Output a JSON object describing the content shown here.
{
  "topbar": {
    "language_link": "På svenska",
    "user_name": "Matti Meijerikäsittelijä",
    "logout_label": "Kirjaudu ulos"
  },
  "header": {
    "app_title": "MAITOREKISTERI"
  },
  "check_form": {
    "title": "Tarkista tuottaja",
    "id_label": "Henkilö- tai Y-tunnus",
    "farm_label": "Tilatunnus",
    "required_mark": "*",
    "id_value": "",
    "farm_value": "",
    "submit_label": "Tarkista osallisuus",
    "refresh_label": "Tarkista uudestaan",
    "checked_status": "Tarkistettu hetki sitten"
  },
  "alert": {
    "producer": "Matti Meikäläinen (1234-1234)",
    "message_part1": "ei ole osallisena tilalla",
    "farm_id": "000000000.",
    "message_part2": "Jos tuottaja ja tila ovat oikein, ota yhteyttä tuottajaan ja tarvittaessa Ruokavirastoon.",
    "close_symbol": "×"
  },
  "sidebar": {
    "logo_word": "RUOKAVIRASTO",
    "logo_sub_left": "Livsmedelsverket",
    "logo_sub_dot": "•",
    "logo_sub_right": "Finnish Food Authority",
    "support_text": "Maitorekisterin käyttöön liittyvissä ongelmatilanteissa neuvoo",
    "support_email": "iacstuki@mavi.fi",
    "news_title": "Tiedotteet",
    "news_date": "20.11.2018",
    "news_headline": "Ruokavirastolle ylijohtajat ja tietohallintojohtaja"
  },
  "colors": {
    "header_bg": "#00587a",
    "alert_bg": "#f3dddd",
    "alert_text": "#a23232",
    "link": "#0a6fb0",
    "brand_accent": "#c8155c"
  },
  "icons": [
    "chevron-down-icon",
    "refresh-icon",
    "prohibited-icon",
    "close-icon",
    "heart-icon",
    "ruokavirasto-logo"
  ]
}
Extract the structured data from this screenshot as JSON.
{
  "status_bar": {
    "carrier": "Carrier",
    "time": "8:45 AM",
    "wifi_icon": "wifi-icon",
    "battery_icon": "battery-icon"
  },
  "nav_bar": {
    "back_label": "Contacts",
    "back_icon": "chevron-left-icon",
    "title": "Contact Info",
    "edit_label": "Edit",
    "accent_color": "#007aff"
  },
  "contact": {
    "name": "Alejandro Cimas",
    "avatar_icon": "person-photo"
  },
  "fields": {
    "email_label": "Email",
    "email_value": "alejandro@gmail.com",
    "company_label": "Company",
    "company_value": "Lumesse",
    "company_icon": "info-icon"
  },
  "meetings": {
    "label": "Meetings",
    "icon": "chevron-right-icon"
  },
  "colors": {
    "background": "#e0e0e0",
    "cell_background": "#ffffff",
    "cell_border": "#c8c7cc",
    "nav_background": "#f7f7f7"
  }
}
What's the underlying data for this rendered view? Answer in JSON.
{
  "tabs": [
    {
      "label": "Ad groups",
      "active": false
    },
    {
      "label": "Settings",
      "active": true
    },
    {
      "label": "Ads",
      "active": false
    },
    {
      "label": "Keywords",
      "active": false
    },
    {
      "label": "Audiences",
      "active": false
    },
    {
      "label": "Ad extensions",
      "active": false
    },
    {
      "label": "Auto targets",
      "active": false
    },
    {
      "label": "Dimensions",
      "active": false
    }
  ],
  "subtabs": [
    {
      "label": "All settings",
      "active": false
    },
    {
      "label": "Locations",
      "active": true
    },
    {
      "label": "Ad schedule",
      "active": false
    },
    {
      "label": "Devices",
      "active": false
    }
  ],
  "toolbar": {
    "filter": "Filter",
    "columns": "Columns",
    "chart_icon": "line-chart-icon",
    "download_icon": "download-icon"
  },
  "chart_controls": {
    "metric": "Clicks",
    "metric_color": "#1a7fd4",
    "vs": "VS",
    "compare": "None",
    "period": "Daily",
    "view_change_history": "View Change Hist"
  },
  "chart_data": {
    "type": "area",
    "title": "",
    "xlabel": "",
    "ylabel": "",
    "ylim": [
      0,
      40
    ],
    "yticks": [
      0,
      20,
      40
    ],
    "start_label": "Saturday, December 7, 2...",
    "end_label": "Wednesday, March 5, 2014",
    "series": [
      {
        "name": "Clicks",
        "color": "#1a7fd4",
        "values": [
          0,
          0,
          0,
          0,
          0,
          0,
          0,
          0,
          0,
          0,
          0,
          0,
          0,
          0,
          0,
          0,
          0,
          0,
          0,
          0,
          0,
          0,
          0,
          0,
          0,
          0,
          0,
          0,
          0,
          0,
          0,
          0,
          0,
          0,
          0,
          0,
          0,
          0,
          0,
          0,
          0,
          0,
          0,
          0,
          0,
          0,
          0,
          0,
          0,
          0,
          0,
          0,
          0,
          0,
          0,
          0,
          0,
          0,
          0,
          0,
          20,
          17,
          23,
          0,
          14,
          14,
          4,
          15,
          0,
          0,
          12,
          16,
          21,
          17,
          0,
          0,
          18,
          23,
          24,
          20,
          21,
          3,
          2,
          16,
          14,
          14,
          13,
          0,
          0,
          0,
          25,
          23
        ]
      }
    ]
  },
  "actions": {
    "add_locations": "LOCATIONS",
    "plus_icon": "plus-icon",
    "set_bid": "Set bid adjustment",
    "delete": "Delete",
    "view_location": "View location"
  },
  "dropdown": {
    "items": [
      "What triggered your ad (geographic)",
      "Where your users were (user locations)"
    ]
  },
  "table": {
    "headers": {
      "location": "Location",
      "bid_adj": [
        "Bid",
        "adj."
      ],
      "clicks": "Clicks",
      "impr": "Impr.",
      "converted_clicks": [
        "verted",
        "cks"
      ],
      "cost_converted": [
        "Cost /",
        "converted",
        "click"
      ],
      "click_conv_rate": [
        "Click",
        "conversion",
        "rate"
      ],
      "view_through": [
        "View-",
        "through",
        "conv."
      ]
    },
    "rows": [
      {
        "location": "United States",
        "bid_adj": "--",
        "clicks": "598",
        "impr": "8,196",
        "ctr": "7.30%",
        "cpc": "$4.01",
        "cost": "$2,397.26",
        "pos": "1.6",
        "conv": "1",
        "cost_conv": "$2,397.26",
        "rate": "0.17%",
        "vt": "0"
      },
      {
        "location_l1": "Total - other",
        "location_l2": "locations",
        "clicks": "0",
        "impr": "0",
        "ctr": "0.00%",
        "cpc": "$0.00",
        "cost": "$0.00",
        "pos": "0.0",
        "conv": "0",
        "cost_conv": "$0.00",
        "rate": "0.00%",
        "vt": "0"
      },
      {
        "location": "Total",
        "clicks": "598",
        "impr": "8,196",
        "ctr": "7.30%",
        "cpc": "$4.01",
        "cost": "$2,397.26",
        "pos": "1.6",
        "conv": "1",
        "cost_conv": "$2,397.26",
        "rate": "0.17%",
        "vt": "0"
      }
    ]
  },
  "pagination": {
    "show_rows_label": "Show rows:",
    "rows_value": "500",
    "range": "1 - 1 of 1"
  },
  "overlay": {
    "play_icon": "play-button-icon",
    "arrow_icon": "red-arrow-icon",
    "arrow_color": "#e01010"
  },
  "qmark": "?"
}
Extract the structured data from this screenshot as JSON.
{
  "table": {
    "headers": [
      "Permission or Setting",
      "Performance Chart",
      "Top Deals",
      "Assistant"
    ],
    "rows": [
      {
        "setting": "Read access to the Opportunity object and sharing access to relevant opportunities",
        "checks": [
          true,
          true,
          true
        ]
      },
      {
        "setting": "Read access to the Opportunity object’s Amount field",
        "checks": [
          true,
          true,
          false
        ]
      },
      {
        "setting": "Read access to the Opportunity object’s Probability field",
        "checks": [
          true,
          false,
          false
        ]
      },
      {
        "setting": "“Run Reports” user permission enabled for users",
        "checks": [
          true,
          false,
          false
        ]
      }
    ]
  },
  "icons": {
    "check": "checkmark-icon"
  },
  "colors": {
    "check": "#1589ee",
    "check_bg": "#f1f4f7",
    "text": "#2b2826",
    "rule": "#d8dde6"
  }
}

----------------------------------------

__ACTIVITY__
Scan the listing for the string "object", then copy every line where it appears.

__OUTPUT FOR THIS EXERCISE__
Output a JSON object describing the content shown here.
        "setting": "Read access to the Opportunity object and sharing access to relevant opportunities",
        "setting": "Read access to the Opportunity object’s Amount field",
        "setting": "Read access to the Opportunity object’s Probability field",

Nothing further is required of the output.